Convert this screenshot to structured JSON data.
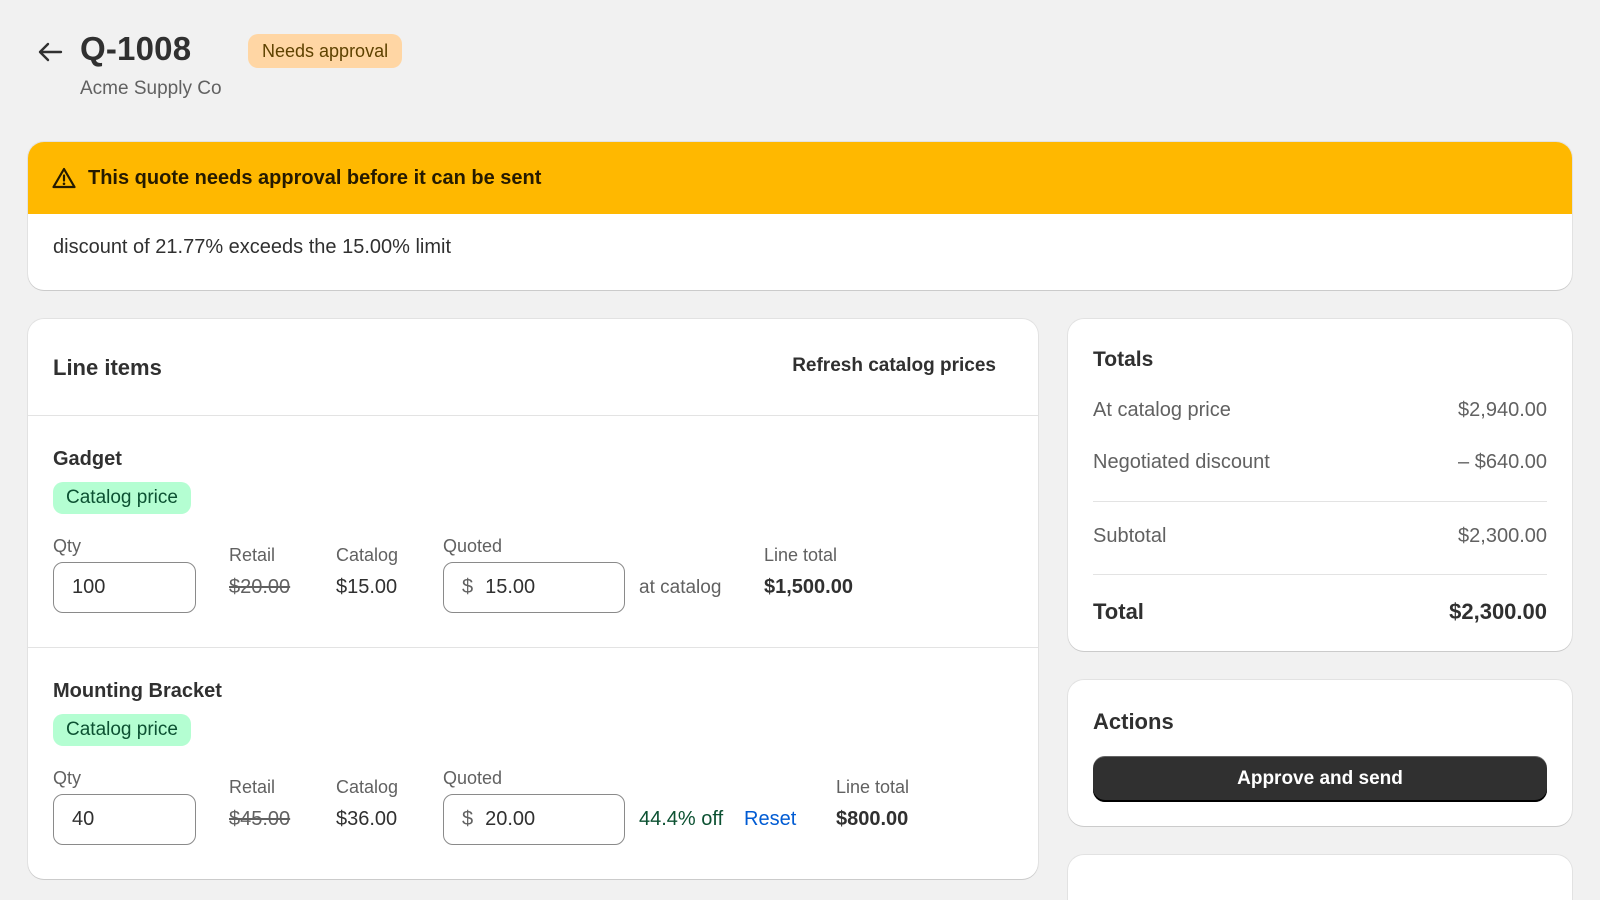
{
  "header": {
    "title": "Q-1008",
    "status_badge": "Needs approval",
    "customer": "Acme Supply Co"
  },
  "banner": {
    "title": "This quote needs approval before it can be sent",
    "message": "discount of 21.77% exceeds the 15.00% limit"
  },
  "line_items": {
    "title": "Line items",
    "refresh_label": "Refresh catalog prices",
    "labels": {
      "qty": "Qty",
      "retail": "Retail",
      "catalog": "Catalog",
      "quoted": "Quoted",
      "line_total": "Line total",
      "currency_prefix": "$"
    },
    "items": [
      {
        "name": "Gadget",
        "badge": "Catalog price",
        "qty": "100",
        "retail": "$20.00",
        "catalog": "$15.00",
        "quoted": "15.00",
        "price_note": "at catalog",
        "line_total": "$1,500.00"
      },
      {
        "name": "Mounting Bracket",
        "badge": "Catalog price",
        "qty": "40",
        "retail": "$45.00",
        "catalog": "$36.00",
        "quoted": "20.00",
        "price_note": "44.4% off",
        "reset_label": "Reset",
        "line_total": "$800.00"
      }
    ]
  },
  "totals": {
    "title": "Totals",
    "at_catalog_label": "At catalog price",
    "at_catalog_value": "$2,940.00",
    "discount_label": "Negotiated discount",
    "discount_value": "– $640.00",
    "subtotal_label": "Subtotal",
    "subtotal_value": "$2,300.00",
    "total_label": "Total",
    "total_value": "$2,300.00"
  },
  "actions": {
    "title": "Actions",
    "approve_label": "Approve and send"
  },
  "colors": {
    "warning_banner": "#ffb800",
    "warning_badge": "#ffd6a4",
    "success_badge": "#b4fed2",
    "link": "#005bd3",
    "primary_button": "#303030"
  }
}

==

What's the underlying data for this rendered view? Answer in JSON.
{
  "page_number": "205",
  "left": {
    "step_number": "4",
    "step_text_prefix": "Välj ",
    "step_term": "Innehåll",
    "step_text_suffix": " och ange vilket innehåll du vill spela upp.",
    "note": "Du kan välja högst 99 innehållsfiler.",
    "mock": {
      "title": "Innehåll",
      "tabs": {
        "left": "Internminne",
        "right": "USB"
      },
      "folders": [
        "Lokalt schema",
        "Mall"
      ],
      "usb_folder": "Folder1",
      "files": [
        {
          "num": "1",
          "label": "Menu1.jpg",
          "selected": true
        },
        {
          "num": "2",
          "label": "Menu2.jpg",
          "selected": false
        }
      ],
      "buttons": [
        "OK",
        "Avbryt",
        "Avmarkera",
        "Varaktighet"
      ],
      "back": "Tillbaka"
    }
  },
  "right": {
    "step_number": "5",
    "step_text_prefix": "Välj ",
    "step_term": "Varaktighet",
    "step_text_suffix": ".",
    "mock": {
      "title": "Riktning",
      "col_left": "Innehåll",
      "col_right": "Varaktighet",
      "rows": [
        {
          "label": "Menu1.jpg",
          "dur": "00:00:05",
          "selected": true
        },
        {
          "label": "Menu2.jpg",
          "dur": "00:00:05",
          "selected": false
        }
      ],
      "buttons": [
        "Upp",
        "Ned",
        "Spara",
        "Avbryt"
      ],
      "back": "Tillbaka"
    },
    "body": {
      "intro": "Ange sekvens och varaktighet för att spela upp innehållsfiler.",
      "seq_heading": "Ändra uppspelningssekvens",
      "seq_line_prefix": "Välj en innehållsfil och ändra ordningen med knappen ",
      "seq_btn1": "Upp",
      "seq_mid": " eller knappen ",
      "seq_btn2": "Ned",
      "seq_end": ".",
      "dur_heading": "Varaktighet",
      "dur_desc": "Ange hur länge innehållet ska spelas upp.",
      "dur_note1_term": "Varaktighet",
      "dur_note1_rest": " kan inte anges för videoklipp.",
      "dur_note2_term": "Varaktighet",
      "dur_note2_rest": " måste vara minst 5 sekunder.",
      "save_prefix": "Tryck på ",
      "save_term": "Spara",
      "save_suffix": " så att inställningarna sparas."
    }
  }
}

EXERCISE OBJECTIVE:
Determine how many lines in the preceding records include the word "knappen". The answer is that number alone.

FINISHED TASK:
2